Going through the material below, please gather all lines with the word "crystal" in them.

---------- Data provided ----------

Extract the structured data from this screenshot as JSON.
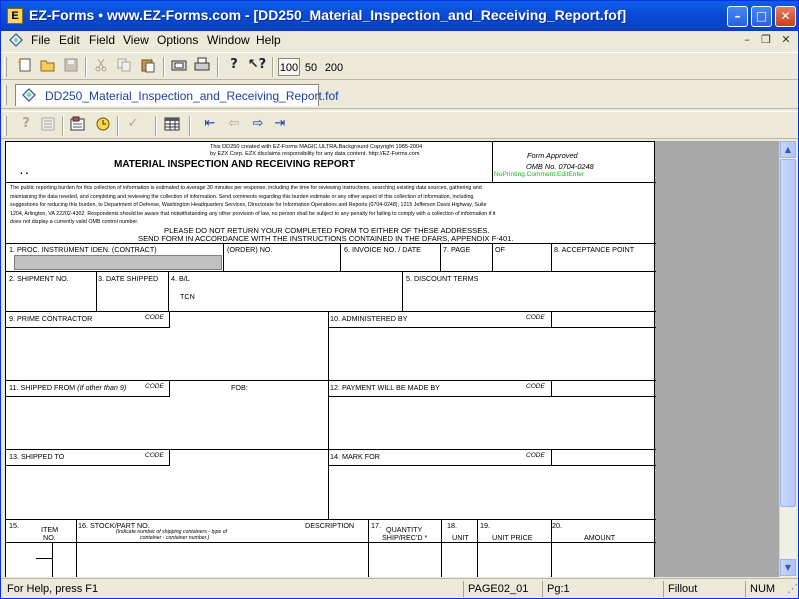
{
  "window": {
    "title": "EZ-Forms  •  www.EZ-Forms.com - [DD250_Material_Inspection_and_Receiving_Report.fof]",
    "app_icon_text": "E",
    "minimize": "–",
    "maximize": "□",
    "close": "✕"
  },
  "menu": {
    "items": [
      "File",
      "Edit",
      "Field",
      "View",
      "Options",
      "Window",
      "Help"
    ],
    "mdi_min": "–",
    "mdi_restore": "❐",
    "mdi_close": "✕"
  },
  "toolbar1": {
    "icons": [
      "new-icon",
      "open-icon",
      "save-icon",
      "cut-icon",
      "copy-icon",
      "paste-icon",
      "fax-icon",
      "print-icon",
      "help-icon",
      "context-help-icon"
    ],
    "zoom": [
      "100",
      "50",
      "200"
    ]
  },
  "doc_tab": {
    "label": "DD250_Material_Inspection_and_Receiving_Report.fof"
  },
  "toolbar2": {
    "icons": [
      "field-help-icon",
      "list-icon",
      "calculator-icon",
      "clock-icon",
      "check-icon",
      "table-icon",
      "first-page-icon",
      "prev-page-icon",
      "next-page-icon",
      "last-page-icon"
    ]
  },
  "form": {
    "header": {
      "copyright_line1": "This DD250 created with EZ-Forms MAGIC.ULTRA.Background Copyright 1985-2004",
      "copyright_line2": "by EZX Corp.  EZX disclaims responsibility for any data content. http://EZ-Forms.com",
      "title": "MATERIAL INSPECTION AND RECEIVING REPORT",
      "form_approved": "Form Approved",
      "omb": "OMB No. 0704-0248",
      "no_printing": "NoPrinting.Comment.EditEnter",
      "dots": ". ."
    },
    "burden": [
      "The public reporting burden for this collection of information is estimated to average 30 minutes per response, including the time for reviewing instructions, searching existing data sources, gathering and",
      "maintaining the data needed, and completing and reviewing the collection of information. Send comments regarding this burden estimate or any other aspect of this collection of information, including",
      "suggestions for reducing this burden, to Department of Defense, Washington Headquarters Services, Directorate for Information Operations and Reports (0704-0248), 1215 Jefferson Davis Highway, Suite",
      "1204, Arlington, VA 22202-4302. Respondents should be aware that notwithstanding any other provision of law, no person shall be subject to any penalty for failing to comply with a collection of information if it",
      "does not display a currently valid OMB control number."
    ],
    "instruction1": "PLEASE DO NOT RETURN YOUR COMPLETED FORM TO EITHER OF THESE ADDRESSES.",
    "instruction2": "SEND FORM IN ACCORDANCE WITH THE INSTRUCTIONS CONTAINED IN THE DFARS, APPENDIX F-401.",
    "row1": {
      "proc": "1. PROC. INSTRUMENT IDEN. (CONTRACT)",
      "order": "(ORDER) NO.",
      "invoice": "6. INVOICE NO. / DATE",
      "page": "7. PAGE",
      "of": "OF",
      "acceptance": "8. ACCEPTANCE POINT"
    },
    "row2": {
      "shipment": "2. SHIPMENT NO.",
      "date_shipped": "3. DATE SHIPPED",
      "bl": "4. B/L",
      "tcn": "TCN",
      "discount": "5. DISCOUNT TERMS"
    },
    "row3": {
      "prime": "9. PRIME CONTRACTOR",
      "code": "CODE",
      "administered": "10. ADMINISTERED BY",
      "code2": "CODE"
    },
    "row4": {
      "shipped_from": "11. SHIPPED FROM",
      "shipped_from_note": "(If other than 9)",
      "code": "CODE",
      "fob": "FOB:",
      "payment": "12. PAYMENT WILL BE MADE BY",
      "code2": "CODE"
    },
    "row5": {
      "shipped_to": "13. SHIPPED TO",
      "code": "CODE",
      "mark_for": "14. MARK FOR",
      "code2": "CODE"
    },
    "items": {
      "c15": "15.",
      "item_no_1": "ITEM",
      "item_no_2": "NO.",
      "c16": "16. STOCK/PART NO.",
      "description": "DESCRIPTION",
      "c16_note1": "(Indicate number of shipping containers - type of",
      "c16_note2": "container - container number.)",
      "c17": "17.",
      "qty1": "QUANTITY",
      "qty2": "SHIP/REC'D  *",
      "c18": "18.",
      "unit": "UNIT",
      "c19": "19.",
      "unit_price": "UNIT PRICE",
      "c20": "20.",
      "amount": "AMOUNT"
    }
  },
  "status": {
    "help": "For Help, press F1",
    "page_name": "PAGE02_01",
    "page_no": "Pg:1",
    "mode": "Fillout",
    "num": "NUM"
  }
}
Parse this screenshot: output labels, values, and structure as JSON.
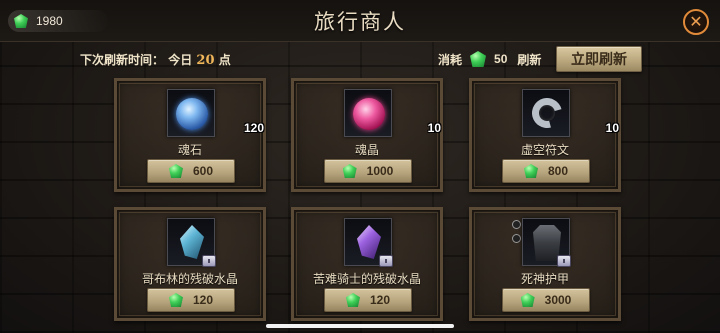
{
  "header": {
    "title": "旅行商人",
    "currency_amount": "1980",
    "close_symbol": "✕"
  },
  "refresh": {
    "label_prefix": "下次刷新时间：",
    "label_day": "今日",
    "hour": "20",
    "label_suffix": "点",
    "cost_label": "消耗",
    "cost_amount": "50",
    "cost_action": "刷新",
    "button_label": "立即刷新"
  },
  "items": [
    {
      "name": "魂石",
      "quantity": "120",
      "price": "600",
      "icon": "blue-orb-icon"
    },
    {
      "name": "魂晶",
      "quantity": "10",
      "price": "1000",
      "icon": "pink-orb-icon"
    },
    {
      "name": "虚空符文",
      "quantity": "10",
      "price": "800",
      "icon": "void-rune-icon"
    },
    {
      "name": "哥布林的残破水晶",
      "quantity": "",
      "price": "120",
      "icon": "cyan-crystal-icon"
    },
    {
      "name": "苦难骑士的残破水晶",
      "quantity": "",
      "price": "120",
      "icon": "purple-crystal-icon"
    },
    {
      "name": "死神护甲",
      "quantity": "",
      "price": "3000",
      "icon": "armor-icon"
    }
  ],
  "colors": {
    "gem": "#3fcf57",
    "accent_orange": "#e08a3a",
    "highlight_hour": "#f0b65a",
    "button_tan": "#c4b38c"
  }
}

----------

▸ **Answer to this task**
      "icon": "cyan-crystal-icon"
      "icon": "purple-crystal-icon"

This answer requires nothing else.